● Data for processing
-*-*-

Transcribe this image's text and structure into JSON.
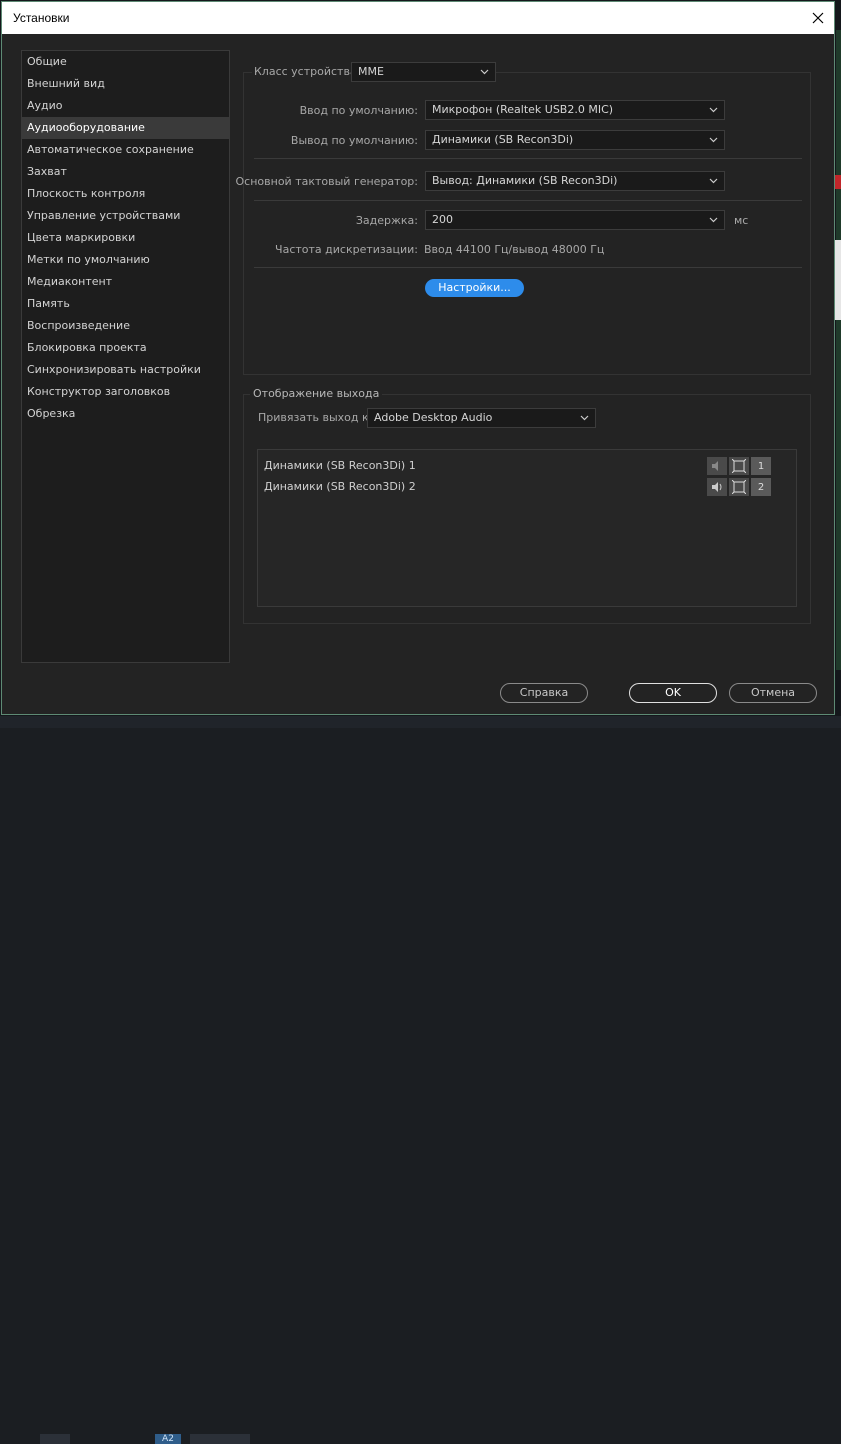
{
  "window": {
    "title": "Установки"
  },
  "sidebar": {
    "selected_index": 3,
    "items": [
      {
        "label": "Общие"
      },
      {
        "label": "Внешний вид"
      },
      {
        "label": "Аудио"
      },
      {
        "label": "Аудиооборудование"
      },
      {
        "label": "Автоматическое сохранение"
      },
      {
        "label": "Захват"
      },
      {
        "label": "Плоскость контроля"
      },
      {
        "label": "Управление устройствами"
      },
      {
        "label": "Цвета маркировки"
      },
      {
        "label": "Метки по умолчанию"
      },
      {
        "label": "Медиаконтент"
      },
      {
        "label": "Память"
      },
      {
        "label": "Воспроизведение"
      },
      {
        "label": "Блокировка проекта"
      },
      {
        "label": "Синхронизировать настройки"
      },
      {
        "label": "Конструктор заголовков"
      },
      {
        "label": "Обрезка"
      }
    ]
  },
  "device": {
    "class_label": "Класс устройства:",
    "class_value": "MME",
    "input_label": "Ввод по умолчанию:",
    "input_value": "Микрофон (Realtek USB2.0 MIC)",
    "output_label": "Вывод по умолчанию:",
    "output_value": "Динамики (SB Recon3Di)",
    "clock_label": "Основной тактовый генератор:",
    "clock_value": "Вывод: Динамики (SB Recon3Di)",
    "latency_label": "Задержка:",
    "latency_value": "200",
    "latency_unit": "мс",
    "rate_label": "Частота дискретизации:",
    "rate_value": "Ввод 44100 Гц/вывод 48000 Гц",
    "settings_button": "Настройки..."
  },
  "output_mapping": {
    "title": "Отображение выхода",
    "map_label": "Привязать выход к:",
    "map_value": "Adobe Desktop Audio",
    "channels": [
      {
        "label": "Динамики (SB Recon3Di) 1",
        "number": "1"
      },
      {
        "label": "Динамики (SB Recon3Di) 2",
        "number": "2"
      }
    ]
  },
  "footer": {
    "help": "Справка",
    "ok": "OK",
    "cancel": "Отмена"
  },
  "taskbar": {
    "active_label": "A2"
  },
  "colors": {
    "accent": "#2d8ceb",
    "dialog_bg": "#232323",
    "border": "#5e8a74"
  }
}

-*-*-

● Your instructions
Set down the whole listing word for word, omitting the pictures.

● Output of the task
Transcribe this image's text and structure into JSON.
{
  "window": {
    "title": "Установки"
  },
  "sidebar": {
    "selected_index": 3,
    "items": [
      {
        "label": "Общие"
      },
      {
        "label": "Внешний вид"
      },
      {
        "label": "Аудио"
      },
      {
        "label": "Аудиооборудование"
      },
      {
        "label": "Автоматическое сохранение"
      },
      {
        "label": "Захват"
      },
      {
        "label": "Плоскость контроля"
      },
      {
        "label": "Управление устройствами"
      },
      {
        "label": "Цвета маркировки"
      },
      {
        "label": "Метки по умолчанию"
      },
      {
        "label": "Медиаконтент"
      },
      {
        "label": "Память"
      },
      {
        "label": "Воспроизведение"
      },
      {
        "label": "Блокировка проекта"
      },
      {
        "label": "Синхронизировать настройки"
      },
      {
        "label": "Конструктор заголовков"
      },
      {
        "label": "Обрезка"
      }
    ]
  },
  "device": {
    "class_label": "Класс устройства:",
    "class_value": "MME",
    "input_label": "Ввод по умолчанию:",
    "input_value": "Микрофон (Realtek USB2.0 MIC)",
    "output_label": "Вывод по умолчанию:",
    "output_value": "Динамики (SB Recon3Di)",
    "clock_label": "Основной тактовый генератор:",
    "clock_value": "Вывод: Динамики (SB Recon3Di)",
    "latency_label": "Задержка:",
    "latency_value": "200",
    "latency_unit": "мс",
    "rate_label": "Частота дискретизации:",
    "rate_value": "Ввод 44100 Гц/вывод 48000 Гц",
    "settings_button": "Настройки..."
  },
  "output_mapping": {
    "title": "Отображение выхода",
    "map_label": "Привязать выход к:",
    "map_value": "Adobe Desktop Audio",
    "channels": [
      {
        "label": "Динамики (SB Recon3Di) 1",
        "number": "1"
      },
      {
        "label": "Динамики (SB Recon3Di) 2",
        "number": "2"
      }
    ]
  },
  "footer": {
    "help": "Справка",
    "ok": "OK",
    "cancel": "Отмена"
  },
  "taskbar": {
    "active_label": "A2"
  },
  "colors": {
    "accent": "#2d8ceb",
    "dialog_bg": "#232323",
    "border": "#5e8a74"
  }
}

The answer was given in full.